First of all is retirement plans. If you have a retirement plan at work, you want to take advantage of it. But if you’re self-employed, there are several plans that you may want to consider, many of which you have to set up by year-end.

Roth conversions are a very big one, because you think about it, if a lot of your savings is in a retirement account, when you withdraw the money at age 59 and a half, or 60, or 70 and a half, whatever it may be, you’ll pay ordinary income taxes on that amount. If you can move some of that to a Roth IRA and have all of that future income, growth, principal be tax-free, that’s a way to mitigate taxes in the future.

Selling inherited real estate is a big one for those that actually inherit real estate because you get a step up in basis. And when you sell the property, there is no current taxation.

Donor-advised funds. This is probably one of the single biggest and best strategies available for high-income people because it allows you to take your charitable deductions, maybe bunch them all together. You just simply put some money into a fund, and the year that you put the money in the fund, it becomes a tax deduction. So you might want to do that during high-income years, and then you have a fund that you can manage yourself, and divvy out to charities of your choice as you see fit in future years.

Qualified charitable distributions is another big one if you’re over 70 and a half. There’s a way to go ahead and have your charitable deductions coming right out of your IRA, directly to charity. It counts as your required minimum distribution, and you don’t have to count it as income.

Investing in real estate. For those that like real estate, this is a great way to save money in taxes because of depreciation. Depreciation is just the ability to write off a piece of the property each and every year. And that gives you a phantom deduction that allows much of your income to be tax-free.

And finally, new for 2018 is the section 199a deduction.
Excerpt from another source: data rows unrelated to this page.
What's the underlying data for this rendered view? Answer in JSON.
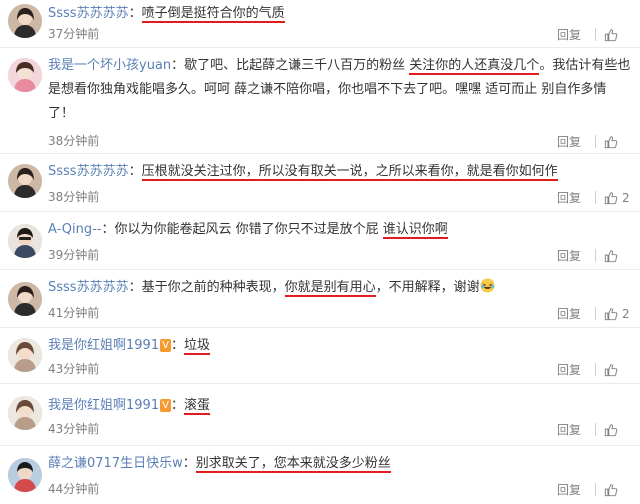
{
  "comments": [
    {
      "user": "Ssss苏苏苏苏",
      "parts": [
        {
          "t": "喷子倒是挺符合你的气质",
          "hl": true
        }
      ],
      "time": "37分钟前",
      "reply": "回复",
      "likes": ""
    },
    {
      "user": "我是一个坏小孩yuan",
      "parts": [
        {
          "t": "歇了吧、比起薛之谦三千八百万的粉丝 ",
          "hl": false
        },
        {
          "t": "关注你的人还真没几个",
          "hl": true
        },
        {
          "t": "。我估计有些也是想看你独角戏能唱多久。呵呵 薛之谦不陪你唱，你也唱不下去了吧。嘿嘿 适可而止 别自作多情了！",
          "hl": false
        }
      ],
      "time": "38分钟前",
      "reply": "回复",
      "likes": ""
    },
    {
      "user": "Ssss苏苏苏苏",
      "parts": [
        {
          "t": "压根就没关注过你，所以没有取关一说，之所以来看你，就是看你如何作",
          "hl": true
        }
      ],
      "time": "38分钟前",
      "reply": "回复",
      "likes": "2"
    },
    {
      "user": "A-Qing--",
      "parts": [
        {
          "t": "你以为你能卷起风云  你错了你只不过是放个屁  ",
          "hl": false
        },
        {
          "t": "谁认识你啊",
          "hl": true
        }
      ],
      "time": "39分钟前",
      "reply": "回复",
      "likes": ""
    },
    {
      "user": "Ssss苏苏苏苏",
      "parts": [
        {
          "t": "基于你之前的种种表现，",
          "hl": false
        },
        {
          "t": "你就是别有用心",
          "hl": true
        },
        {
          "t": "，不用解释，谢谢",
          "hl": false
        }
      ],
      "emoji": "laugh-cry-emoji",
      "time": "41分钟前",
      "reply": "回复",
      "likes": "2"
    },
    {
      "user": "我是你红姐啊1991",
      "badge": "V",
      "parts": [
        {
          "t": "垃圾",
          "hl": true
        }
      ],
      "time": "43分钟前",
      "reply": "回复",
      "likes": ""
    },
    {
      "user": "我是你红姐啊1991",
      "badge": "V",
      "parts": [
        {
          "t": "滚蛋",
          "hl": true
        }
      ],
      "time": "43分钟前",
      "reply": "回复",
      "likes": ""
    },
    {
      "user": "薛之谦0717生日快乐w",
      "parts": [
        {
          "t": "别求取关了，您本来就没多少粉丝",
          "hl": true
        }
      ],
      "time": "44分钟前",
      "reply": "回复",
      "likes": ""
    }
  ],
  "colors": {
    "username": "#5a7fb5",
    "highlight": "#e01c1c",
    "muted": "#808080"
  },
  "icons": {
    "like": "thumbs-up-icon",
    "avatar": "avatar"
  }
}
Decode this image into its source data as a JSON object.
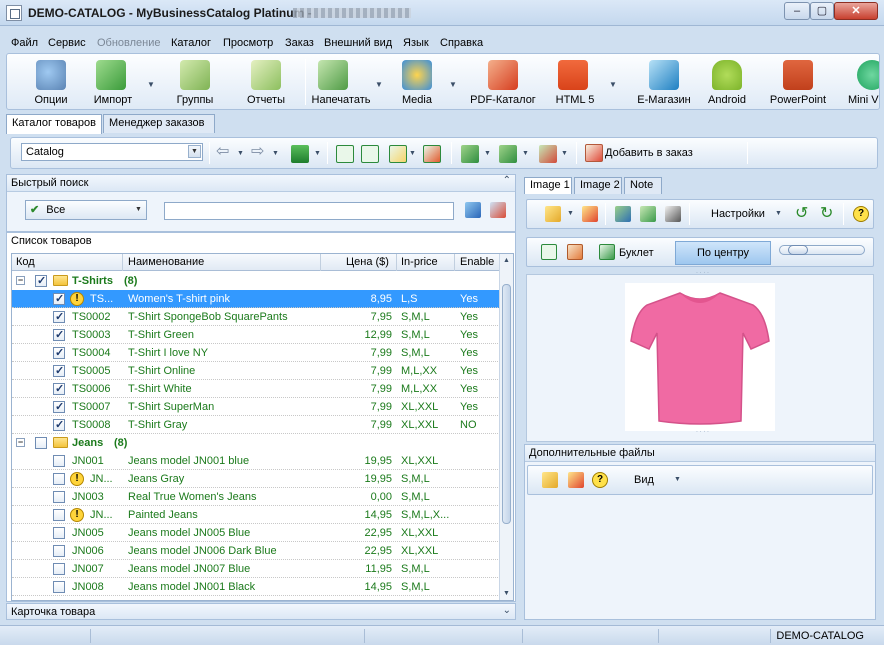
{
  "window": {
    "title": "DEMO-CATALOG - MyBusinessCatalog Platinum -",
    "minimize": "‒",
    "maximize": "▢",
    "close": "✕"
  },
  "menu": [
    "Файл",
    "Сервис",
    "Обновление",
    "Каталог",
    "Просмотр",
    "Заказ",
    "Внешний вид",
    "Язык",
    "Справка"
  ],
  "main_toolbar": {
    "options": "Опции",
    "import": "Импорт",
    "groups": "Группы",
    "reports": "Отчеты",
    "print": "Напечатать",
    "media": "Media",
    "pdf": "PDF-Каталог",
    "html5": "HTML 5",
    "eshop": "E-Магазин",
    "android": "Android",
    "powerpoint": "PowerPoint",
    "mini": "Mini V"
  },
  "tabs": {
    "catalog": "Каталог товаров",
    "orders": "Менеджер заказов"
  },
  "catalog_toolbar": {
    "catalog_select": "Catalog",
    "add_to_order": "Добавить в заказ"
  },
  "quick_search": {
    "title": "Быстрый поиск",
    "filter": "Все",
    "query": ""
  },
  "product_list": {
    "title": "Список товаров",
    "columns": {
      "code": "Код",
      "name": "Наименование",
      "price": "Цена ($)",
      "inprice": "In-price",
      "enable": "Enable"
    },
    "groups": [
      {
        "name": "T-Shirts",
        "count": "(8)"
      },
      {
        "name": "Jeans",
        "count": "(8)"
      }
    ],
    "rows": [
      {
        "code": "TS...",
        "name": "Women's T-shirt pink",
        "price": "8,95",
        "inprice": "L,S",
        "enable": "Yes"
      },
      {
        "code": "TS0002",
        "name": "T-Shirt SpongeBob SquarePants",
        "price": "7,95",
        "inprice": "S,M,L",
        "enable": "Yes"
      },
      {
        "code": "TS0003",
        "name": "T-Shirt Green",
        "price": "12,99",
        "inprice": "S,M,L",
        "enable": "Yes"
      },
      {
        "code": "TS0004",
        "name": "T-Shirt I love NY",
        "price": "7,99",
        "inprice": "S,M,L",
        "enable": "Yes"
      },
      {
        "code": "TS0005",
        "name": "T-Shirt Online",
        "price": "7,99",
        "inprice": "M,L,XX",
        "enable": "Yes"
      },
      {
        "code": "TS0006",
        "name": "T-Shirt White",
        "price": "7,99",
        "inprice": "M,L,XX",
        "enable": "Yes"
      },
      {
        "code": "TS0007",
        "name": "T-Shirt SuperMan",
        "price": "7,99",
        "inprice": "XL,XXL",
        "enable": "Yes"
      },
      {
        "code": "TS0008",
        "name": "T-Shirt Gray",
        "price": "7,99",
        "inprice": "XL,XXL",
        "enable": "NO"
      },
      {
        "code": "JN001",
        "name": "Jeans model JN001 blue",
        "price": "19,95",
        "inprice": "XL,XXL",
        "enable": ""
      },
      {
        "code": "JN...",
        "name": "Jeans Gray",
        "price": "19,95",
        "inprice": "S,M,L",
        "enable": ""
      },
      {
        "code": "JN003",
        "name": "Real True Women's Jeans",
        "price": "0,00",
        "inprice": "S,M,L",
        "enable": ""
      },
      {
        "code": "JN...",
        "name": "Painted Jeans",
        "price": "14,95",
        "inprice": "S,M,L,X...",
        "enable": ""
      },
      {
        "code": "JN005",
        "name": "Jeans model JN005 Blue",
        "price": "22,95",
        "inprice": "XL,XXL",
        "enable": ""
      },
      {
        "code": "JN006",
        "name": "Jeans model JN006 Dark Blue",
        "price": "22,95",
        "inprice": "XL,XXL",
        "enable": ""
      },
      {
        "code": "JN007",
        "name": "Jeans model JN007 Blue",
        "price": "11,95",
        "inprice": "S,M,L",
        "enable": ""
      },
      {
        "code": "JN008",
        "name": "Jeans model JN001 Black",
        "price": "14,95",
        "inprice": "S,M,L",
        "enable": ""
      }
    ]
  },
  "product_card": "Карточка товара",
  "image_panel": {
    "tabs": [
      "Image 1",
      "Image 2",
      "Note"
    ],
    "settings": "Настройки",
    "booklet": "Буклет",
    "center": "По центру"
  },
  "extra_files": {
    "title": "Дополнительные файлы",
    "view": "Вид"
  },
  "status": {
    "catalog": "DEMO-CATALOG"
  },
  "colors": {
    "group_text": "#1b7a1b",
    "selection": "#3399ff",
    "shirt": "#f06aa3"
  }
}
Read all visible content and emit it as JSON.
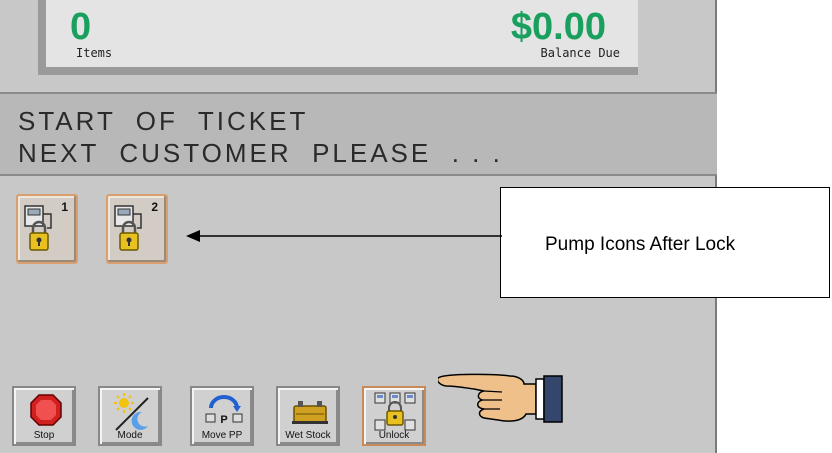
{
  "totals": {
    "items_count": "0",
    "items_label": "Items",
    "balance": "$0.00",
    "balance_label": "Balance Due"
  },
  "message": {
    "line1": "START  OF  TICKET",
    "line2": "NEXT  CUSTOMER  PLEASE  . . ."
  },
  "pumps": [
    {
      "number": "1",
      "icon": "locked-pump-icon"
    },
    {
      "number": "2",
      "icon": "locked-pump-icon"
    }
  ],
  "toolbar": {
    "stop": "Stop",
    "mode": "Mode",
    "move_pp": "Move PP",
    "wet_stock": "Wet Stock",
    "unlock": "Unlock"
  },
  "annotation": {
    "callout_text": "Pump Icons After Lock"
  },
  "colors": {
    "amount_green": "#1aa05e",
    "panel_gray": "#c8c8c8",
    "lock_yellow": "#e8c020"
  }
}
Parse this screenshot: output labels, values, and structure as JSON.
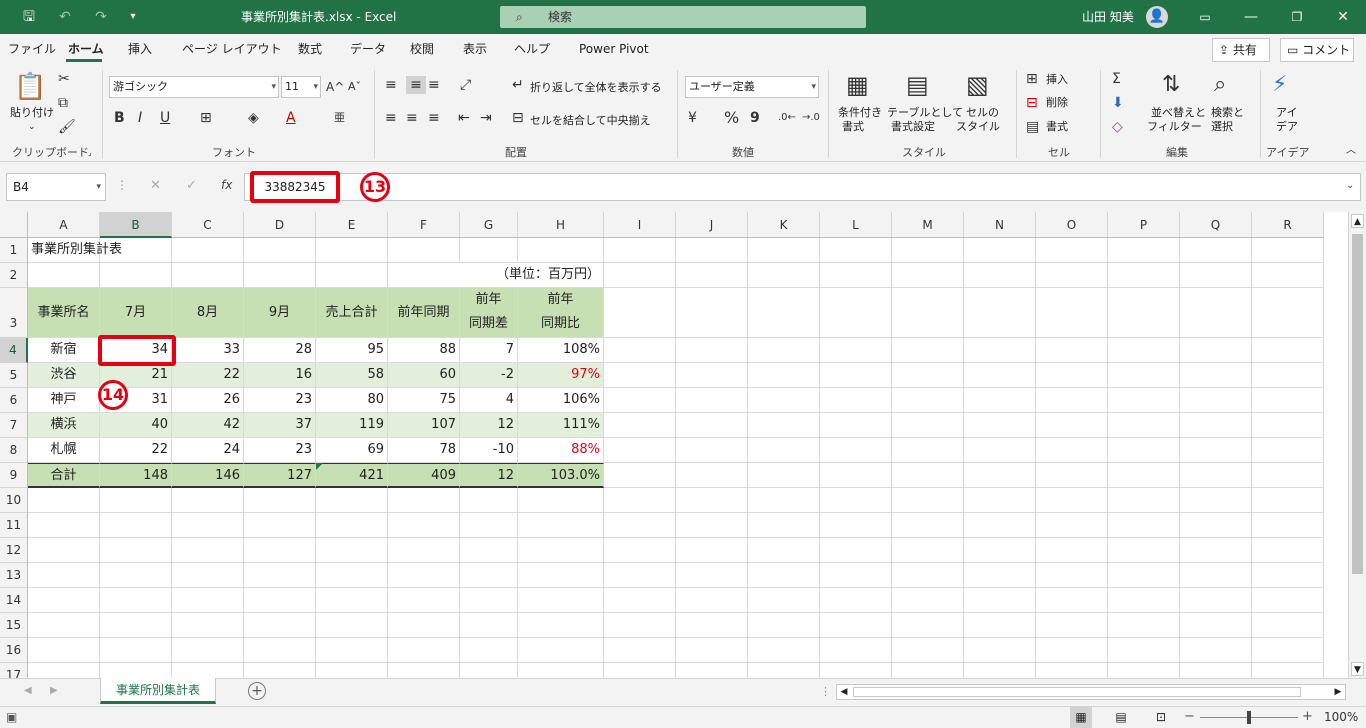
{
  "titlebar": {
    "save_icon": "save-icon",
    "undo_icon": "undo-icon",
    "redo_icon": "redo-icon",
    "title": "事業所別集計表.xlsx  -  Excel",
    "search_placeholder": "検索",
    "user_name": "山田 知美",
    "ribbon_display_icon": "ribbon-display-icon",
    "minimize_icon": "minimize-icon",
    "restore_icon": "restore-icon",
    "close_icon": "close-icon"
  },
  "menu": {
    "tabs": [
      "ファイル",
      "ホーム",
      "挿入",
      "ページ レイアウト",
      "数式",
      "データ",
      "校閲",
      "表示",
      "ヘルプ",
      "Power Pivot"
    ],
    "active_tab": "ホーム",
    "share": "共有",
    "comment": "コメント"
  },
  "ribbon": {
    "clipboard": {
      "paste": "貼り付け",
      "label": "クリップボード"
    },
    "font": {
      "font_name": "游ゴシック",
      "font_size": "11",
      "bold": "B",
      "italic": "I",
      "underline": "U",
      "label": "フォント"
    },
    "alignment": {
      "wrap_text": "折り返して全体を表示する",
      "merge_center": "セルを結合して中央揃え",
      "label": "配置"
    },
    "number": {
      "format": "ユーザー定義",
      "percent": "%",
      "comma": "9",
      "label": "数値"
    },
    "styles": {
      "conditional": "条件付き\n書式",
      "conditional_1": "条件付き",
      "conditional_2": "書式",
      "table_1": "テーブルとして",
      "table_2": "書式設定",
      "cell_style_1": "セルの",
      "cell_style_2": "スタイル",
      "label": "スタイル"
    },
    "cells": {
      "insert": "挿入",
      "delete": "削除",
      "format": "書式",
      "label": "セル"
    },
    "editing": {
      "sort_1": "並べ替えと",
      "sort_2": "フィルター",
      "find_1": "検索と",
      "find_2": "選択",
      "label": "編集"
    },
    "ideas": {
      "ideas_1": "アイ",
      "ideas_2": "デア",
      "label": "アイデア"
    }
  },
  "formula_bar": {
    "name_box": "B4",
    "fx": "fx",
    "value": "33882345"
  },
  "callouts": {
    "c13": "13",
    "c14": "14"
  },
  "columns": [
    "A",
    "B",
    "C",
    "D",
    "E",
    "F",
    "G",
    "H",
    "I",
    "J",
    "K",
    "L",
    "M",
    "N",
    "O",
    "P",
    "Q",
    "R"
  ],
  "rows": [
    "1",
    "2",
    "3",
    "4",
    "5",
    "6",
    "7",
    "8",
    "9",
    "10",
    "11",
    "12",
    "13",
    "14",
    "15",
    "16",
    "17"
  ],
  "sheet": {
    "title": "事業所別集計表",
    "unit": "（単位：百万円）",
    "headers": [
      "事業所名",
      "7月",
      "8月",
      "9月",
      "売上合計",
      "前年同期",
      "前年",
      "同期差",
      "前年",
      "同期比"
    ],
    "data": [
      [
        "新宿",
        "34",
        "33",
        "28",
        "95",
        "88",
        "7",
        "108%"
      ],
      [
        "渋谷",
        "21",
        "22",
        "16",
        "58",
        "60",
        "-2",
        "97%"
      ],
      [
        "神戸",
        "31",
        "26",
        "23",
        "80",
        "75",
        "4",
        "106%"
      ],
      [
        "横浜",
        "40",
        "42",
        "37",
        "119",
        "107",
        "12",
        "111%"
      ],
      [
        "札幌",
        "22",
        "24",
        "23",
        "69",
        "78",
        "-10",
        "88%"
      ]
    ],
    "total": [
      "合計",
      "148",
      "146",
      "127",
      "421",
      "409",
      "12",
      "103.0%"
    ]
  },
  "sheet_tab": "事業所別集計表",
  "status": {
    "zoom": "100%"
  },
  "colors": {
    "excel_green": "#217346",
    "highlight_red": "#e60012",
    "table_header": "#c6e0b4",
    "table_alt": "#e2efda",
    "negative_red": "#e60012"
  }
}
This is where, if you have a small business, or you own rental real estate, you may be able to deduct up to 20% of the profits on that as a deduction, thereby reducing your taxes quite a bit.